Search the Community
Showing results for tags 'lifespan'.
https://www.youtube.com/watch?v=9nuoKbMNCbo&lc=Ugz6FWkNk7mMWATxO9x4AaABAg Papers referenced in the video: Sirtuins, Healthspan, and Longevity in Mammals https://www.sciencedirect.com/science... Sirt1 extends life span and delays aging in mice through the regulation of Nk2 homeobox 1 in the DMH and LH https://pubmed.ncbi.nlm.nih.gov/24011... Resveratrol improves health and survival of mice on a high-calorie diet https://pubmed.ncbi.nlm.nih.gov/17086... Rapamycin, But Not Resveratrol or Simvastatin, Extends Life Span of Genetically Heterogeneous Mice https://pubmed.ncbi.nlm.nih.gov/20974... Sirt1 improves healthy ageing and protects from metabolic syndrome-associated cancer https://www.nature.com/articles/ncomm... Restoration of energy homeostasis by SIRT6 extends healthy lifespan https://pubmed.ncbi.nlm.nih.gov/34050... The sirtuin SIRT6 regulates lifespan in male mice https://pubmed.ncbi.nlm.nih.gov/22367... SIRT6 in Senescence and Aging-Related Cardiovascular Diseases https://pubmed.ncbi.nlm.nih.gov/33855... Calorie restriction-induced SIRT6 activation delays aging by suppressing NF-κB signaling https://pubmed.ncbi.nlm.nih.gov/26940... Ergothioneine oxidation in the protection against high-glucose induced endothelial senescence: Involvement of SIRT1 and SIRT6 https://pubmed.ncbi.nlm.nih.gov/27101... A Comprehensive Analysis into the Therapeutic Application of Natural Products as SIRT6 Modulators in Alzheimer’s Disease, Aging, Cancer, Inflammation, and Diabetes https://pubmed.ncbi.nlm.nih.gov/33920... Acute Exercise Leads to Regulation of Telomere Associated Genes and MicroR A Expression in Immune Cells https://pubmed.ncbi.nlm.nih.gov/24752... The effect of 12-week resistance exercise training on serum levels of cellular aging process parameters in elderly men https://pubmed.ncbi.nlm.nih.gov/32919...
Dear colleagues, This Spring, as always, there was the annual Conference on Aging at UR. The keynote speaker was Matt Kaeberlein, of the University of Washington.
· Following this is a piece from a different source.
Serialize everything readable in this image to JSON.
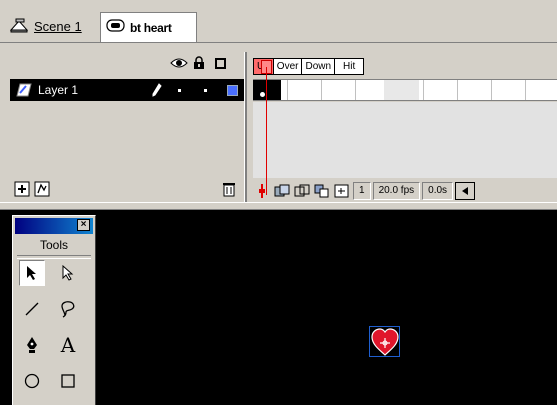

I was particularly interested in attending his talk -- Prof. Kaeberlein spoke at one of the previous CR Society Conferences that I had attended. Matt's talk both surprised and interested me. Matt did not discuss Calorie Restriction -- but he did discuss studies involving the use of rapomycin as an anti-aging drug. He made the point that the side-effects of rapomycin that have been identified are minor (rapomycin is often used as a drug with transplant patients to reduce the likelihood of organ rejection, due to a lowering of the immune response). Dr. Kaeberlein pointed out that studies had not been done on healthy humans; he clearly would support that, but of course the FDA would not approve of such a study without extensive animal studies first. As we know, studies on fruit flies and rodents have shown both (average) lifespan and (possibly more important) healthspan increases. Dr. Kaeberlein has received approval for a study on large pet dogs. (Small dogs live on average much longer than large dogs, which have comparatively short lifespans.) Owners of large pet dogs can voluntarily enter the study -- some dogs will receive rapomycin, some a placebo. Since pet dogs are cared for by their owners, the cost of the study is greatly reduced from what a comparable study might cost if the dogs were in cages on site. After the talk, I asked Dr. Kaeberlein if he believed that CRON and taking rapomycin might work together synergystically. He told me that there were overlaps in the effects of both anti-aging procedures, but they were not identical. As to whether they would work well together, he answered truthfully that he had no idea -- he said that it would be impossible to get grant money to support such a study. I asked Dr. Kaeberlein if he still was on CR. He isn't; he said that he never had been. He "likes his food". 😋 -- Saul